_Data records_:
* * *
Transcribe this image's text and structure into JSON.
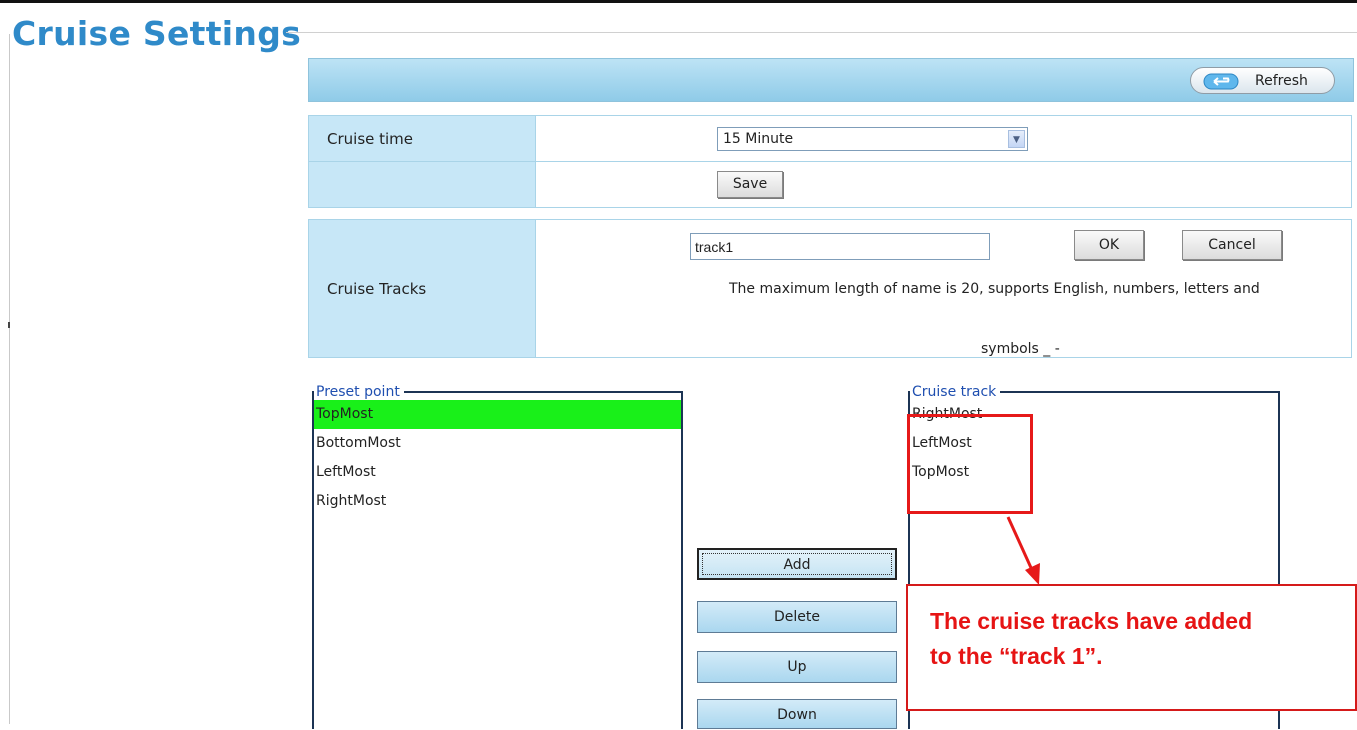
{
  "page": {
    "title": "Cruise Settings"
  },
  "header": {
    "refresh_label": "Refresh"
  },
  "cruise_time": {
    "label": "Cruise time",
    "selected": "15 Minute",
    "save_label": "Save"
  },
  "cruise_tracks": {
    "label": "Cruise Tracks",
    "name_value": "track1",
    "ok_label": "OK",
    "cancel_label": "Cancel",
    "hint_line1": "The maximum length of name is 20, supports English, numbers, letters and",
    "hint_line2": "symbols _ -"
  },
  "preset_point": {
    "legend": "Preset point",
    "items": [
      "TopMost",
      "BottomMost",
      "LeftMost",
      "RightMost"
    ],
    "selected_index": 0
  },
  "cruise_track": {
    "legend": "Cruise track",
    "items": [
      "RightMost",
      "LeftMost",
      "TopMost"
    ]
  },
  "actions": {
    "add": "Add",
    "delete": "Delete",
    "up": "Up",
    "down": "Down"
  },
  "annotation": {
    "line1": "The cruise tracks have added",
    "line2": "to the “track 1”."
  },
  "colors": {
    "title": "#2f8ac9",
    "selected_row": "#19f019",
    "annotation": "#e61919",
    "label_cell": "#c7e7f7"
  }
}
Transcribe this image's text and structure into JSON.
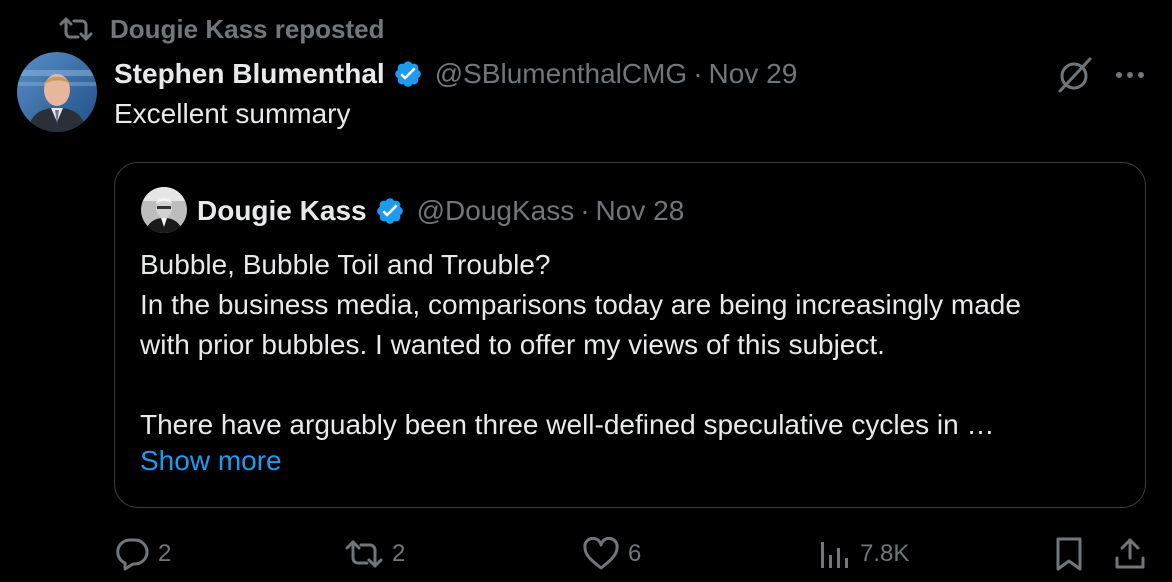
{
  "repost": {
    "icon": "repost-icon",
    "text": "Dougie Kass reposted"
  },
  "tweet": {
    "author_name": "Stephen Blumenthal",
    "handle": "@SBlumenthalCMG",
    "separator": "·",
    "date": "Nov 29",
    "text": "Excellent summary",
    "verified_color": "#1d9bf0"
  },
  "quote": {
    "author_name": "Dougie Kass",
    "handle": "@DougKass",
    "separator": "·",
    "date": "Nov 28",
    "lines": [
      "Bubble, Bubble Toil and Trouble?",
      "In the business media, comparisons today are being increasingly made",
      "with prior bubbles. I wanted to offer my views of this subject.",
      "There have arguably been three well-defined speculative cycles in …"
    ],
    "show_more": "Show more"
  },
  "actions": {
    "replies": "2",
    "reposts": "2",
    "likes": "6",
    "views": "7.8K"
  },
  "colors": {
    "background": "#000000",
    "text_primary": "#e7e9ea",
    "text_secondary": "#71767b",
    "accent": "#1d9bf0",
    "border": "#3a3d41"
  }
}
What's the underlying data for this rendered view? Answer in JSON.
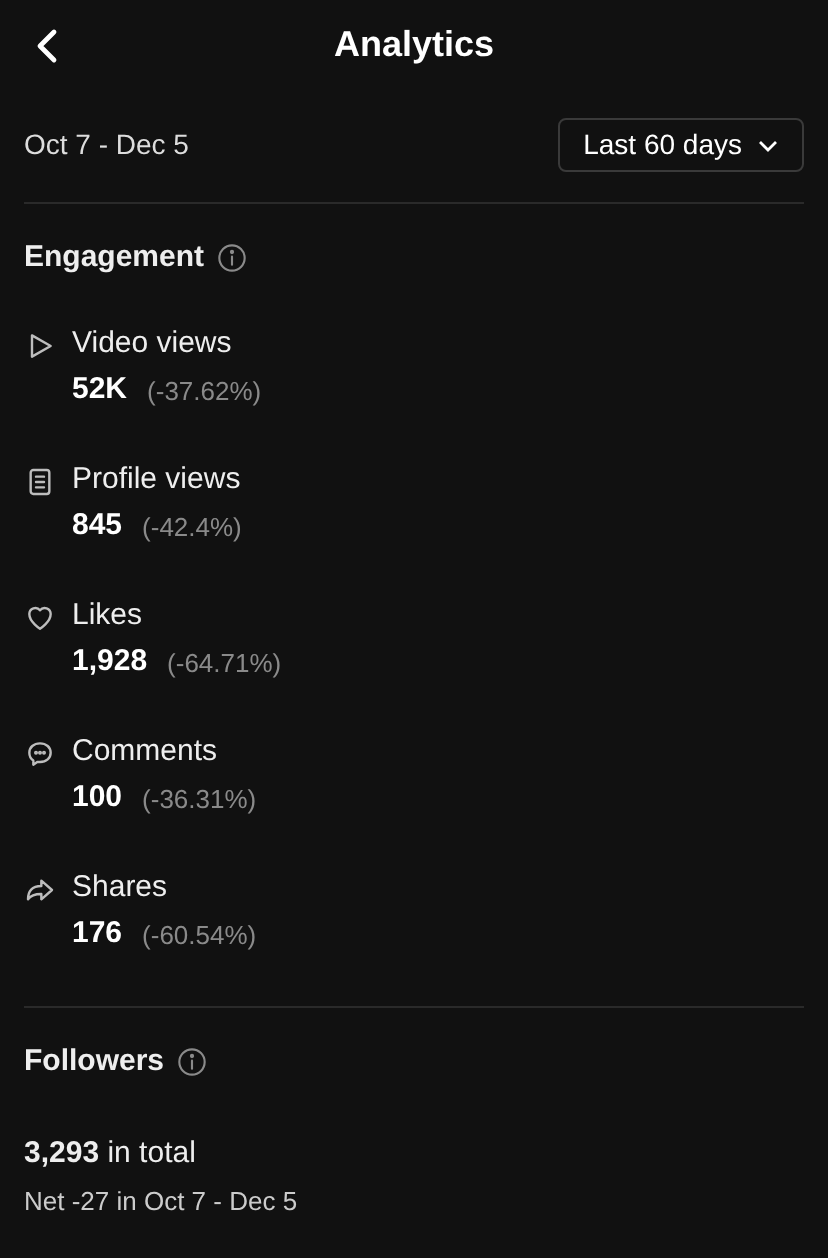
{
  "header": {
    "title": "Analytics"
  },
  "range": {
    "dates": "Oct 7 - Dec 5",
    "selector": "Last 60 days"
  },
  "engagement": {
    "title": "Engagement",
    "metrics": [
      {
        "kind": "play",
        "label": "Video views",
        "value": "52K",
        "change": "(-37.62%)"
      },
      {
        "kind": "document",
        "label": "Profile views",
        "value": "845",
        "change": "(-42.4%)"
      },
      {
        "kind": "heart",
        "label": "Likes",
        "value": "1,928",
        "change": "(-64.71%)"
      },
      {
        "kind": "comment",
        "label": "Comments",
        "value": "100",
        "change": "(-36.31%)"
      },
      {
        "kind": "share",
        "label": "Shares",
        "value": "176",
        "change": "(-60.54%)"
      }
    ]
  },
  "followers": {
    "title": "Followers",
    "total": "**3,293** in total",
    "net": "Net -27 in Oct 7 - Dec 5"
  }
}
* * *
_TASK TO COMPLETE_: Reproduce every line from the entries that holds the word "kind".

_RESPONSE_:
        "kind": "play",
        "kind": "document",
        "kind": "heart",
        "kind": "comment",
        "kind": "share",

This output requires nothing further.